You would think that Britain could reach a decision. You would think that the European Union could reach a decision. Obviously, both incorrect assumptions. It reminds me of Greece and then Italy just keep kicking the can along.
The end-date was March 29 and then extended until April 12. Now the EU has extended the Brexit deadline to October 31 and fueled controversy over UK participation in next month's European elections. So now, with the clock ticking again, the Prime Minister wants Parliament to finally agree on the UK's withdrawal from the EU preferably before May 23, to avoid the UK taking part in elections for the European Parliament. Her plan is first to try to get a cross-party agreement with the opposition Labour Party. If that fails, there could be a series of votes in Parliament on alternatives to her deal, such as holding a second referendum. However, agreement has so far proved elusive, so it's entirely possible the UK will be back where it started, when the can kicking commenced.
Britain's politicians are now broadly divided into three camps, those enthusiastic "Brexiteers," on the right of the Conservative Party, who want to leave the EU sooner rather than later, even if that means doing so without any kind of deal. Then there are those who see Brexit as a question of damage limitation and who would prefer the UK to stay close to the EU after departure. Finally, there are those who now see Brexit as such a disaster they want it reversed altogether, either by another referendum, or if necessary, by Parliament simply calling a halt to the whole process itself.
As to the questions concerning the British and European bank relationships/obligations and the bond governance of bonds governed under British law, all in limbo. The can kicking affects everything and so none of us have any idea except that the questions remain along with the "Risk." The Europeans have created, and now elongated, the "No Man's Land" and I still think European investments should be avoided.
Back in the United States, compression is still underway and this is a positive for market sentiment as well as for many portfolios. In the last three months the Bloomberg U.S. Government Index is up 1.80%, while the U.S. Corporate Index is up 4.76% and the U.S. High Yield Index is up 4.74%. America continues to represent a "Safe Haven" with all of the uncertainties in both Europe and China and our markets are benefiting, as a result.
"Safety is as simple as ABC---Always Be Careful."
-Ms. Lalique, the Sage
This is another way of describing Grant's Rules, "Preservation of Capital" and I have tried to discuss it with Lalique before. She has her own view on this, however. She could care less about the Capital and it always turns into a discussion about dog treats. Her view is that I should never run out of dog treats and I follow her Sage wisdom, of course.
Virtually all of "Out of the Box" is directed at warning you where not to go, where to avoid, and where to stay out of because pending circumstances. I identify "Risk" and I don't handicap it because so much of it is political and those folks just play by a different set of rules than we do. It is the "identification" that is important, and then a rational plan of what to do about it.
Today I would also like to point out a few areas that I like and think may positively affect your portfolios. After Grant's first 10 Rules, "Preservation of Capital," comes Rule 11 which is "Make Money" and I am addressing the eleventh Rule here.
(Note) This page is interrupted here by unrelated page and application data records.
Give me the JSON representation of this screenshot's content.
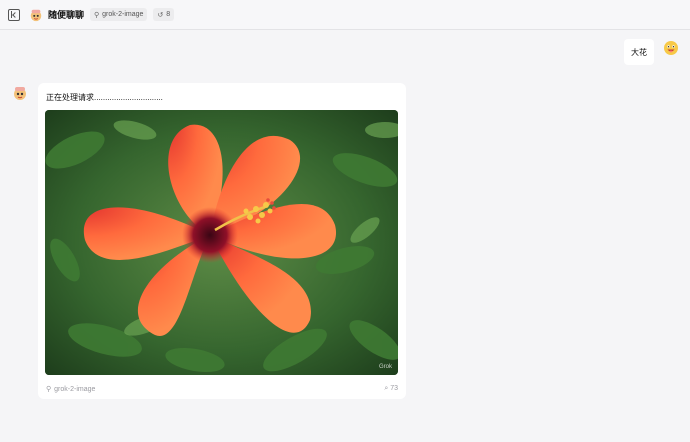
{
  "header": {
    "title": "随便聊聊",
    "model_chip": "grok-2-image",
    "history_chip": "8"
  },
  "messages": {
    "user": {
      "text": "大花"
    },
    "assistant": {
      "text": "正在处理请求...............................",
      "image_watermark": "Grok",
      "footer_model": "grok-2-image",
      "footer_count": "73"
    }
  },
  "icons": {
    "panel_toggle": "sidebar-toggle-icon",
    "model": "robot-icon",
    "history": "history-icon",
    "attachment": "paperclip-icon"
  },
  "colors": {
    "background": "#f5f5f7",
    "bubble": "#ffffff",
    "chip": "#ececee"
  }
}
My first thought is interest rates. I think by year-end they may be lower than where they are at present because of the Fed's change of attitude. You may place the reason for it where you like but they have most assuredly changed course and I see even more accommodation by year-end, especially if the European situation worsens.
The next positive I see is in 5G connected bonds and equities. You can look at the tower companies, the cell phone makers, the chip companies and the revenues and profits are all likely to rise as 5G rolls out. The wireless telecom companies have all started their programs and 5G is in 9 cities now. I would consider adding some of these credits to your holdings.
The next area I like are closed-end funds. It takes a lot of homework, and they are complicated, but it is possible to attain some double digit yields in this space when the 10 year Treasury is fluctuating around 2.50%. You can also get monthly payments, which adds to the yield, with compound interest. There is also diversity here as some are in the MLP/Pipeline sector while others are in Real Estate, bonds, gold, equities, et al. If you want some yield, besides playing for appreciation, I think you may want to consider these funds. The primary risk here is that some fund could cut their dividend but what else is new with any security that pays dividends?
Sometimes it is what you don't like. Sometimes it is what you do like. Between the two is a borderline. It is named Success.
- Ms. Crystal, the Sage
Editor's Note: The summary bullets for this article were chosen by Seeking Alpha editors.